[[ Material for this task open ]]

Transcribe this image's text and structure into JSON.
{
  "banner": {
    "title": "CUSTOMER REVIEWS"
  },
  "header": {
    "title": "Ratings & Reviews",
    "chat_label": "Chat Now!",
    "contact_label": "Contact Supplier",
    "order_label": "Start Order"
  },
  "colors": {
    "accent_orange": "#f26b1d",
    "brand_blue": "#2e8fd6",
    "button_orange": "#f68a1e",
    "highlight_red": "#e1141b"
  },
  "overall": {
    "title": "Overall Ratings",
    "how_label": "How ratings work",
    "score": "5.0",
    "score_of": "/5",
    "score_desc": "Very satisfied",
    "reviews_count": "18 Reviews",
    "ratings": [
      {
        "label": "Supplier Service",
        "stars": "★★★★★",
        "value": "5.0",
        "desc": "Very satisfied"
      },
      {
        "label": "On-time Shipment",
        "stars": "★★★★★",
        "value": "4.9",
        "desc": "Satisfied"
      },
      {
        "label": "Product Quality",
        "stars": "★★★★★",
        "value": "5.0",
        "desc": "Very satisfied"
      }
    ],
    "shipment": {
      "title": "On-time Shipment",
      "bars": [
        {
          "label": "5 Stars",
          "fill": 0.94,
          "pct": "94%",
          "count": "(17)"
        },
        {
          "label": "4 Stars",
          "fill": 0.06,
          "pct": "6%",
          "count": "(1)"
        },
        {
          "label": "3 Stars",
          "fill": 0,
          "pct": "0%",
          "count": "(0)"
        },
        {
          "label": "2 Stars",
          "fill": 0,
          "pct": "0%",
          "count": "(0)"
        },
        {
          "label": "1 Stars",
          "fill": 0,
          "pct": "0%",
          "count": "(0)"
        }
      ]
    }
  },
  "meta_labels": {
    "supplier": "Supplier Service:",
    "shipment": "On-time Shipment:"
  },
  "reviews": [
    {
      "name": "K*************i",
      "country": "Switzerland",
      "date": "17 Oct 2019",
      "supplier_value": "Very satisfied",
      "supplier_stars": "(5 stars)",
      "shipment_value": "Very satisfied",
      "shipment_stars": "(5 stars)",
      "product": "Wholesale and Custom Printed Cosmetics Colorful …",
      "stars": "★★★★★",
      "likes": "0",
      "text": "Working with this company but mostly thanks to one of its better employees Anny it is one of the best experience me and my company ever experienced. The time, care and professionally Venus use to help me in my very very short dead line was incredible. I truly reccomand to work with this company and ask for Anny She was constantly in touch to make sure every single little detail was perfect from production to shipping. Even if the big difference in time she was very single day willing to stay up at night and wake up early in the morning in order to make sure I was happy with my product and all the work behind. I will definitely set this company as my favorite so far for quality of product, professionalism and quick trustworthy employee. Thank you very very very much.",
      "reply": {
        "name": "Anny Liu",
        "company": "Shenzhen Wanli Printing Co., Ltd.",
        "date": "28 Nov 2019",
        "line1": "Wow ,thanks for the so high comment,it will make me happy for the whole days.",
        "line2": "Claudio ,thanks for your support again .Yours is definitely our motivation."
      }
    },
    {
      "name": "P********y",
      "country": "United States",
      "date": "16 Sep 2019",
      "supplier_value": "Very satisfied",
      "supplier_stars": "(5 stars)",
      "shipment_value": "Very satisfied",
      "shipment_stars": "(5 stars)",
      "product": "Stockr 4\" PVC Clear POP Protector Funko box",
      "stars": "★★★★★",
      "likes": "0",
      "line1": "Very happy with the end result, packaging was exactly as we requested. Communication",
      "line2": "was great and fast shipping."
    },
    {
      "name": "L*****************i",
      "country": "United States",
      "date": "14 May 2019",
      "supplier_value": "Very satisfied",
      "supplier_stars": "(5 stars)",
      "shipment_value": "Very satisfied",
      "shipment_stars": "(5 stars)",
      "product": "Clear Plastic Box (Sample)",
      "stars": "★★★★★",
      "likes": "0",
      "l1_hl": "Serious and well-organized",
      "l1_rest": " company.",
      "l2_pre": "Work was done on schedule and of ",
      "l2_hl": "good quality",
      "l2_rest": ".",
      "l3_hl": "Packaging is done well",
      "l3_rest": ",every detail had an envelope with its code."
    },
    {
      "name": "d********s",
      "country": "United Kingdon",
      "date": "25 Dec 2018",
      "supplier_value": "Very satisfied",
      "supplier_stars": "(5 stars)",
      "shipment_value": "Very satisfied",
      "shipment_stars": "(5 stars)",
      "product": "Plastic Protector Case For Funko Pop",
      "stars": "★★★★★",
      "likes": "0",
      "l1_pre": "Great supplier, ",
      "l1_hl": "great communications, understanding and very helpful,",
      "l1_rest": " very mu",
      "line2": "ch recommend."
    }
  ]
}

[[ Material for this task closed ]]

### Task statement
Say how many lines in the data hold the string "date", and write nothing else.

### The completed task
5